Although the subsection takes power to increase or decrease the rate of interest it is a reasonable guess that James Callaghanthe Chancellor would be more likely to use it to increase it rather than decrease it. Bearing that in mind and that 4 per cent. is a net rate, that is, that it is paid out of net taxed income, I see little need to give the Treasury these powers. At any rate, I think that most of us would be prepared to forgo the forlorn hope that the Chancellor might decrease interest in return for the certainty that he could not increase it without further legislative powers in another Finance Bill.

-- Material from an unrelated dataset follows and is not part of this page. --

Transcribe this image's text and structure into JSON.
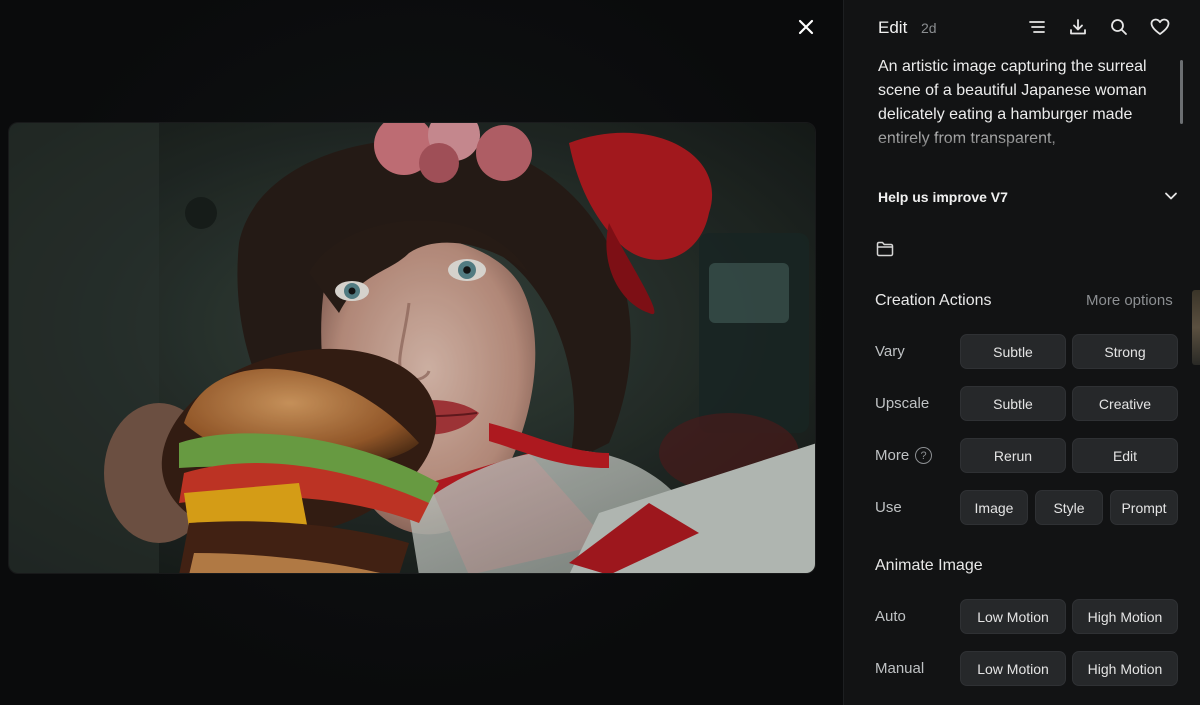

I agree with the hon. Lady the Member for Finchley (Mrs. Thatcher) that this is not a rate of interest which one would expect would be subject to frequent variation. It therefore calls for some explanation why the Government propose that this should be done or why the Treasury should have power to do this by Order subject to negative Resolution procedure rather than leave it to be done in Finance Bills.
The simple answer is that in cases where it is proper to vary the rate there [column 262]are obvious advantages in being able to do it at fairly short notice in the light of circumstances without waiting for a Finance Bill. I think that the experience of the last 20 years is perhaps something of an object lesson in this respect. The rate of interest on arrears of tax has remained unchanged over the whole of the 20 years since it was first introduced in 1947 although during that period Bank Rate has varied from the extremes of 2 per cent. in 1947–52 to 7 per cent. in 1957, 1961 and 1964 and between July, 1966, and July, 1967.
Certainly, if it is sensible, as I think it is agreed it is, to be able to vary this rate so that it continues to have the deterrent effect that it is intended to have, then one would think that there ought to have been some variations in those 20 years. It is perhaps not a rash assumption that it is the fact that this can be done only by a provision in the Finance Bill that was a substantial factor contributing to this inflexibility. Twenty Chancellors all moved not to add a Clause to the Finance Bill which could be left over to another year. Perhaps one day in the distant future the hon. Lady will have an experience which will make her understand this point better.
These are the reasons for it. There are precedents for it. There are many other rates of interest which can be varied, or a number of others, by Treasury Order. I think that the most immediately relevant one was a power in the Land Commission Act for varying the rate of interest on arrears of betterment levy, and that was done by the same procedure. There are, of course, some rates of interest in the tax field which can be varied by Treasury Order without the need for a Statutory Instrument. An example is the rate of interest on tax reserve certificates and the rate for Public Works Loans Board loans, both of which can be varied by notice published in the London Gazette. However, full Parliamentary control is retained by the fact that there is the negative Resolution procedure so that the consent of the House of Commons would still be required, which it would be with a Finance Bill.
In view of the Financial Secretary's explanation, I beg to ask leave to withdraw the Amendment.
Amendment, by leave, withdrawn.